__Data supplied__.

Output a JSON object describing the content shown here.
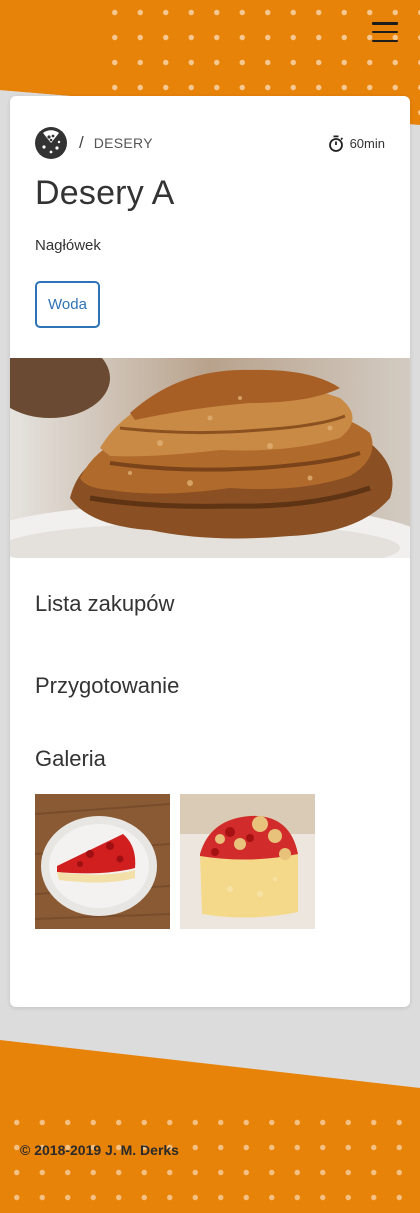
{
  "header": {
    "menu_icon": "hamburger-menu-icon"
  },
  "recipe": {
    "logo_icon": "pizza-icon",
    "breadcrumb_separator": "/",
    "category": "DESERY",
    "time_icon": "stopwatch-icon",
    "time": "60min",
    "title": "Desery A",
    "subtitle": "Nagłówek",
    "tag": "Woda",
    "hero_image": "fried-cutlets-photo"
  },
  "sections": {
    "shopping": "Lista zakupów",
    "preparation": "Przygotowanie",
    "gallery": "Galeria"
  },
  "gallery": [
    {
      "image": "strawberry-cake-slice-photo"
    },
    {
      "image": "strawberry-crumble-cake-photo"
    }
  ],
  "footer": {
    "copyright": "© 2018-2019 J. M. Derks"
  },
  "colors": {
    "brand_orange": "#e8830a",
    "link_blue": "#2d73b5",
    "text": "#333333"
  }
}
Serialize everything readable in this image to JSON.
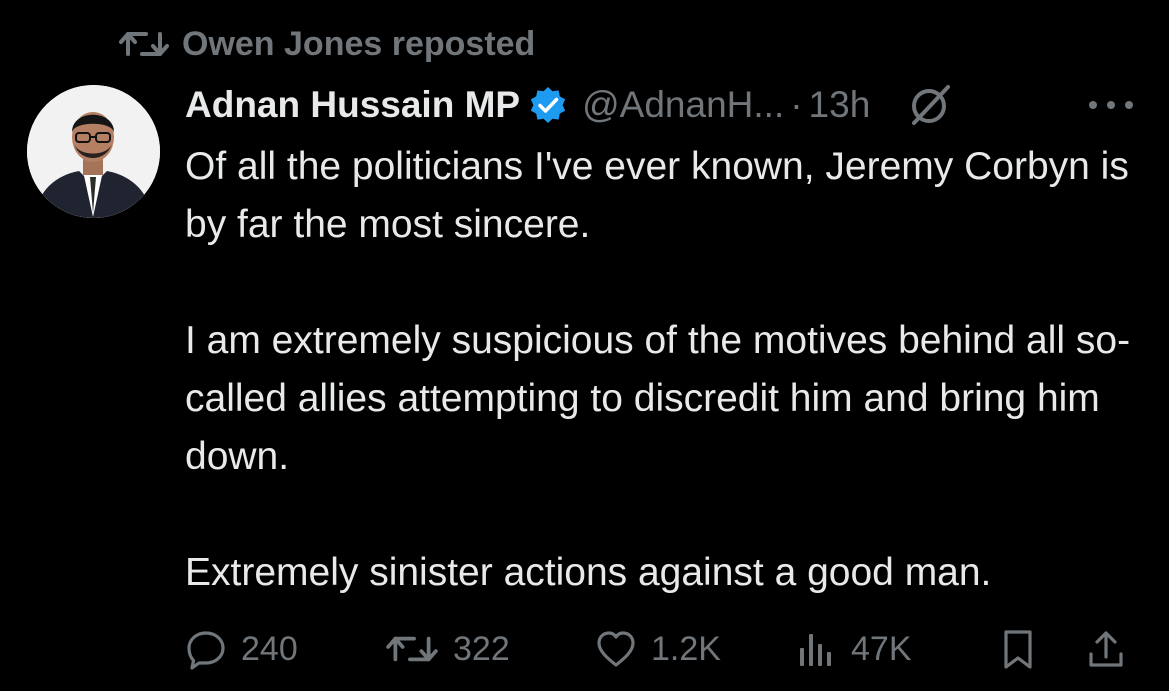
{
  "repost": {
    "label": "Owen Jones reposted"
  },
  "author": {
    "name": "Adnan Hussain MP",
    "handle": "@AdnanH...",
    "separator": "·",
    "time": "13h",
    "verified": true
  },
  "tweet": {
    "paragraphs": [
      "Of all the politicians I've ever known, Jeremy Corbyn is by far the most sincere.",
      "I am extremely suspicious of the motives behind all so-called allies attempting to discredit him and bring him down.",
      "Extremely sinister actions against a good man."
    ]
  },
  "stats": {
    "replies": "240",
    "reposts": "322",
    "likes": "1.2K",
    "views": "47K"
  },
  "icons": {
    "repost": "repost-icon",
    "verified": "verified-badge-icon",
    "grok": "grok-icon",
    "more": "more-icon",
    "reply": "reply-icon",
    "like": "heart-icon",
    "views": "analytics-icon",
    "bookmark": "bookmark-icon",
    "share": "share-icon"
  },
  "colors": {
    "background": "#000000",
    "text": "#e7e9ea",
    "muted": "#71767b",
    "verified": "#1d9bf0"
  }
}
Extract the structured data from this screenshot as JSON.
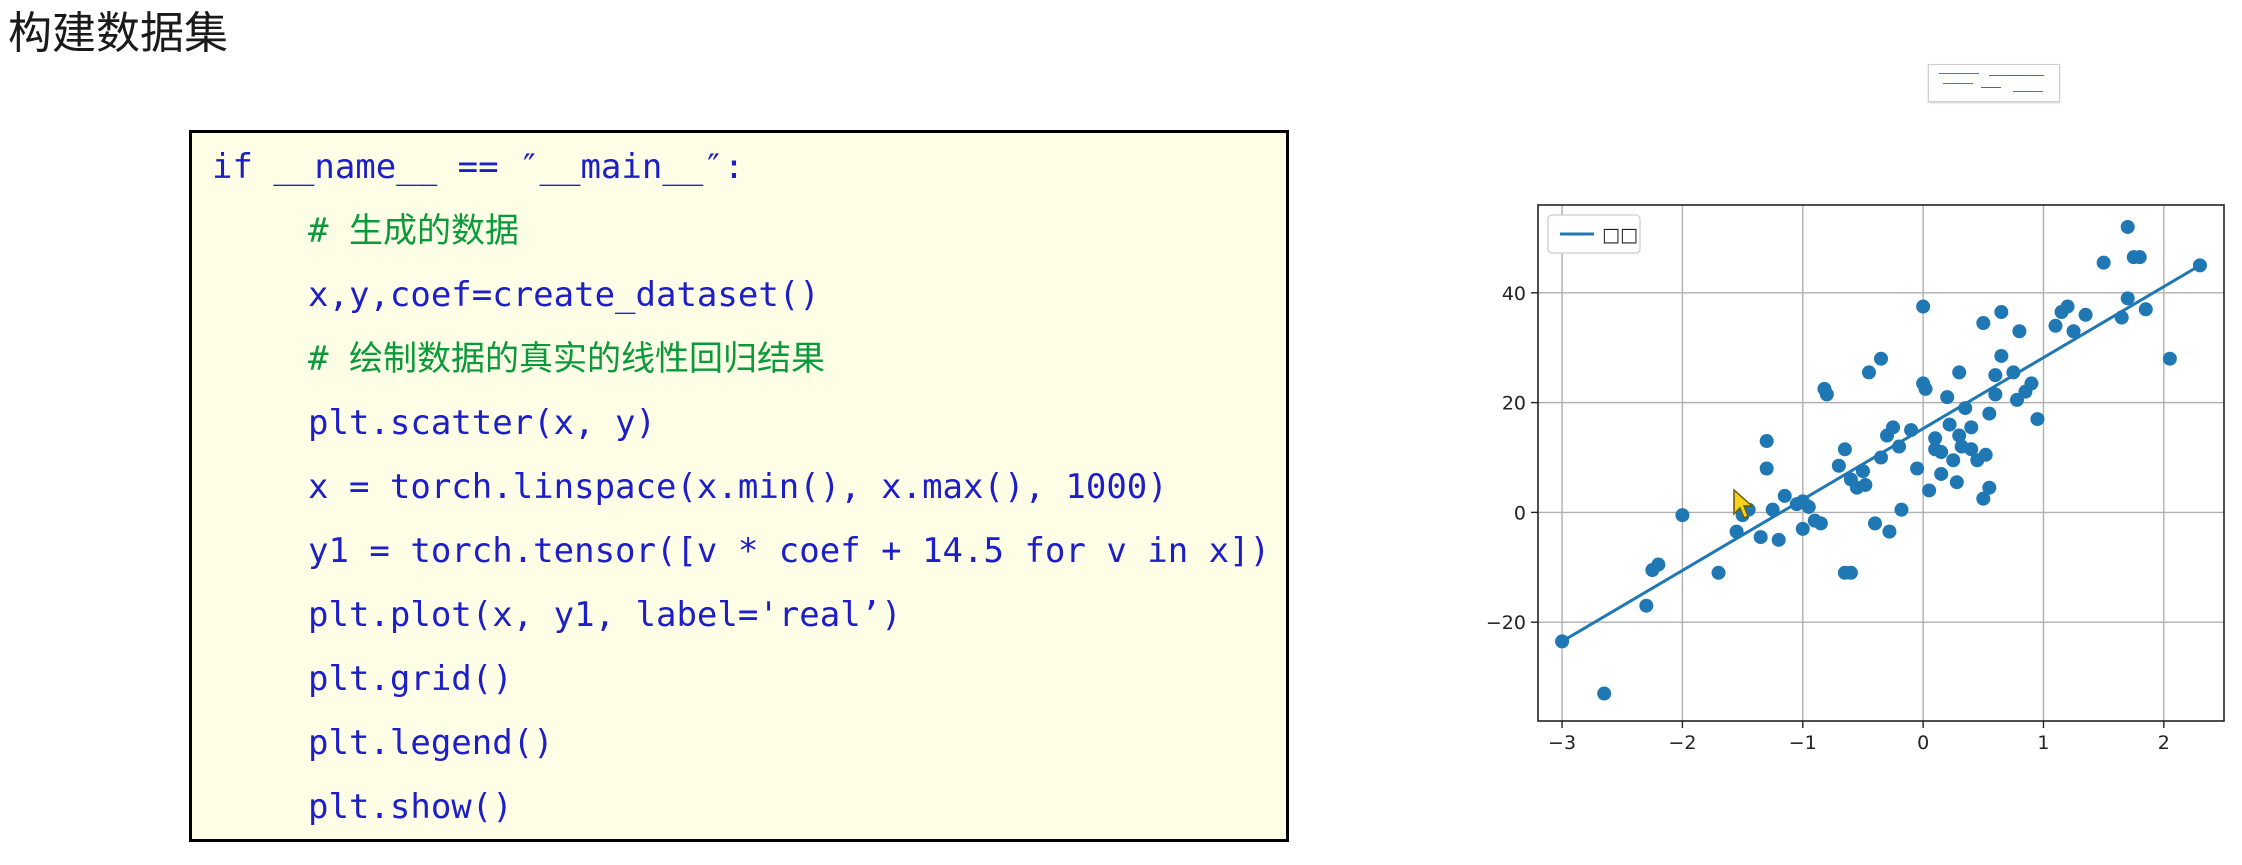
{
  "slide": {
    "title": "构建数据集"
  },
  "code": {
    "lines": [
      {
        "text": "if __name__ == ″__main__″:",
        "kind": "code",
        "indent": 0
      },
      {
        "text": "# 生成的数据",
        "kind": "comment",
        "indent": 1
      },
      {
        "text": "x,y,coef=create_dataset()",
        "kind": "code",
        "indent": 1
      },
      {
        "text": "# 绘制数据的真实的线性回归结果",
        "kind": "comment",
        "indent": 1
      },
      {
        "text": "plt.scatter(x, y)",
        "kind": "code",
        "indent": 1
      },
      {
        "text": "x = torch.linspace(x.min(), x.max(), 1000)",
        "kind": "code",
        "indent": 1
      },
      {
        "text": "y1 = torch.tensor([v * coef + 14.5 for v in x])",
        "kind": "code",
        "indent": 1
      },
      {
        "text": "plt.plot(x, y1, label='real’)",
        "kind": "code",
        "indent": 1
      },
      {
        "text": "plt.grid()",
        "kind": "code",
        "indent": 1
      },
      {
        "text": "plt.legend()",
        "kind": "code",
        "indent": 1
      },
      {
        "text": "plt.show()",
        "kind": "code",
        "indent": 1
      }
    ],
    "colors": {
      "code": "#1d1dc9",
      "comment": "#0a9a3c",
      "background": "#fefee6"
    }
  },
  "chart_data": {
    "type": "scatter",
    "title": "",
    "xlabel": "",
    "ylabel": "",
    "xlim": [
      -3.2,
      2.5
    ],
    "ylim": [
      -38,
      56
    ],
    "xticks": [
      -3,
      -2,
      -1,
      0,
      1,
      2
    ],
    "xtick_labels": [
      "−3",
      "−2",
      "−1",
      "0",
      "1",
      "2"
    ],
    "yticks": [
      -20,
      0,
      20,
      40
    ],
    "ytick_labels": [
      "−20",
      "0",
      "20",
      "40"
    ],
    "grid": true,
    "legend": {
      "position": "top-left",
      "entries": [
        {
          "label": "□□",
          "marker": "line",
          "color": "#1f77b4"
        }
      ]
    },
    "line": {
      "x": [
        -3.0,
        2.3
      ],
      "y": [
        -23.5,
        45.0
      ],
      "color": "#1f77b4"
    },
    "scatter": {
      "color": "#1f77b4",
      "x": [
        -3.0,
        -2.65,
        -2.3,
        -2.25,
        -2.2,
        -2.0,
        -1.7,
        -1.55,
        -1.5,
        -1.45,
        -1.35,
        -1.3,
        -1.3,
        -1.25,
        -1.2,
        -1.15,
        -1.05,
        -1.0,
        -0.95,
        -0.9,
        -0.85,
        -0.82,
        -0.8,
        -0.7,
        -0.65,
        -0.6,
        -0.6,
        -0.55,
        -0.5,
        -0.48,
        -0.45,
        -0.4,
        -0.35,
        -0.3,
        -0.28,
        -0.25,
        -0.2,
        -0.18,
        -0.1,
        -0.05,
        0.0,
        0.0,
        0.02,
        0.05,
        0.1,
        0.15,
        0.2,
        0.22,
        0.25,
        0.28,
        0.3,
        0.3,
        0.32,
        0.35,
        0.4,
        0.45,
        0.5,
        0.5,
        0.52,
        0.55,
        0.6,
        0.6,
        0.65,
        0.75,
        0.78,
        0.8,
        0.85,
        0.9,
        0.95,
        1.1,
        1.15,
        1.2,
        1.25,
        1.35,
        1.5,
        1.65,
        1.7,
        1.75,
        1.8,
        1.85,
        2.05,
        2.3,
        1.7,
        -0.35,
        0.65,
        -0.65,
        0.15,
        0.4,
        0.55,
        -1.0,
        0.1
      ],
      "y": [
        -23.5,
        -33.0,
        -17.0,
        -10.5,
        -9.5,
        -0.5,
        -11.0,
        -3.5,
        -0.5,
        0.5,
        -4.5,
        13.0,
        8.0,
        0.5,
        -5.0,
        3.0,
        1.5,
        2.0,
        1.0,
        -1.5,
        -2.0,
        22.5,
        21.5,
        8.5,
        11.5,
        -11.0,
        6.0,
        4.5,
        7.5,
        5.0,
        25.5,
        -2.0,
        10.0,
        14.0,
        -3.5,
        15.5,
        12.0,
        0.5,
        15.0,
        8.0,
        37.5,
        23.5,
        22.5,
        4.0,
        13.5,
        7.0,
        21.0,
        16.0,
        9.5,
        5.5,
        25.5,
        14.0,
        12.0,
        19.0,
        11.5,
        9.5,
        34.5,
        2.5,
        10.5,
        18.0,
        25.0,
        21.5,
        28.5,
        25.5,
        20.5,
        33.0,
        22.0,
        23.5,
        17.0,
        34.0,
        36.5,
        37.5,
        33.0,
        36.0,
        45.5,
        35.5,
        52.0,
        46.5,
        46.5,
        37.0,
        28.0,
        45.0,
        39.0,
        28.0,
        36.5,
        -11.0,
        11.0,
        15.5,
        4.5,
        -3.0,
        11.5
      ]
    }
  },
  "thumbnail": {
    "icon": "slide-thumbnail-icon"
  },
  "cursor": {
    "icon": "mouse-pointer-icon",
    "color": "#f5d21b"
  }
}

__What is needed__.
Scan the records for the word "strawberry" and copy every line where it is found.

__Output__.
      "image": "strawberry-cake-slice-photo"
      "image": "strawberry-crumble-cake-photo"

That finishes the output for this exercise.